                The town of Lanquin is a small rural town at the end of a long winding gravel road that takes an hour and a half to traverse its 9 kilometers. Not quite at the end of the road actually. At the end is one of the most beautiful places on Earth, Semuc Champey. As the river Chabon comes down through the mountainous jungle, it crashes furiously into a subterranean cavern for a quarter mile before resurfacing. Atop that cavern are a series of limestone pools filled with turquoise waters that tier one into another like emerald steps down the mountainside via dozens of cascading waterfalls. A sacred place to the ancient Maya for good reason, we spent our day at Semuc climbing a nearby mountain to view the beauty from above before cooling ourselves swimming in its cool waters and exploring its various lagoons and grottoes. As if that wasn’t a good enough day, we also visited the amazing Kan Ba caves nearby. This tour involves swimming through the cave systems water filled chambers while holding candles overhead to view the stalactites and other structures in the same flickering glow its original visitors must have seen. It was spectacular. Climbing rope ladders up subterranean waterfalls and sliding down nature-made chamber to chamber water slides by candlelight the Goonie in us came out full force and that childhood sense of adventure and wonder boiled inside. It was our time.. down there.

                Leaving our thatched hut riverside hostel and heading north we went deeper and deeper into the Guatemalan jungle. Our destination… The Mayan ruins of Tikal. Us both being huge history buffs, big fans of Indian Jones and having recently read The Lost City Of Z, we were ready to experience the Mayas lost city in the Jungle. Machetes in hand (not really) we headed into the ruins midday to avoid the crowds and sure enough our group were the only ones in the entire preserve. Wandering from step pyramid to step pyramid on dirt paths through dense jungle in the late day failing light was awe-inspiring. We climbed to the top of Temple 4 and watched the sun set over the jungle with the orange glowing tops of other pyramids staring at us over the field of green. The Mayans aligned everything astronomically and as we walked through the ruins at night under the stars you just felt a sacred sense of in-tunement with the world around us. It was awesome. 

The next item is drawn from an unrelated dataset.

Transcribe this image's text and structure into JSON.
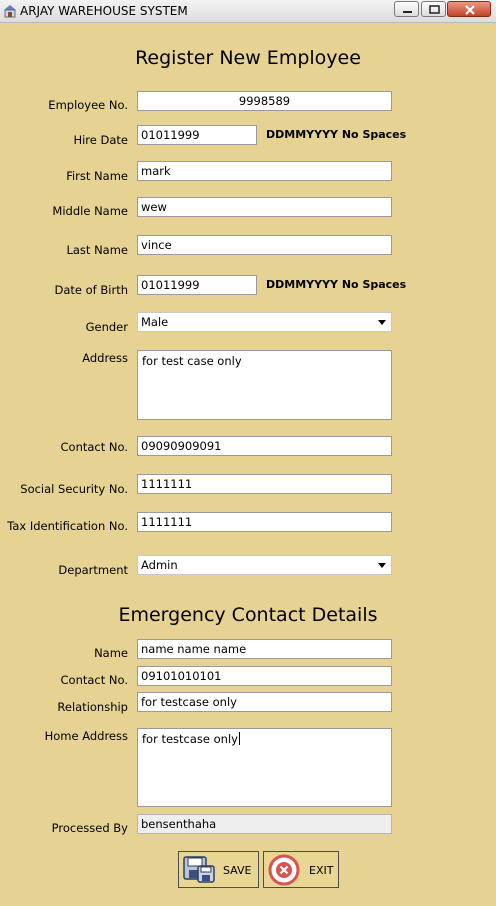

                Leaving Guatemala after a month we definitely felt a bit of sadness but Belize and the beach were in our immediate future and that put an internal smile on our faces as we boarded yet another bus for another unpredictable overland journey. This morning we swam in the Caribbean on the island of Caye Caulker. But that’s a story for another post. Until next time.

Road Wisdom: Friends on the Road

Friends On The Road Can be Fleeting, and That is Okay

It’s amazing how many friends you make on the road. At a hostel/hotel… on the bus… on some other wacky adventure…. Constantly you spend an afternoon becoming great friends with someone, or a few days or even a week together having drinks, learning together, hiking together, etc.. But then inevitably one of you leaves that place. Heading north to Belize or south to Honduras or heading home to the US or Europe or Australia or China or wherever. And you try to make plans to meet up a few countries down the line but it gets harder and harder and eventually you realize that the amazing time you had together, however fleeting it may have been, might be it. And that’s okay. Certain people obviously you hope to keep up with for years but most of them you’ll just have the memories of the great times you had together. The drink you had having laughs by the river together… the arduous 14 hour bus ride you endured together… the songs you sang together… the cliff you challenged each other to jump off together… those are the memories you’ll always share with each other. And that is great.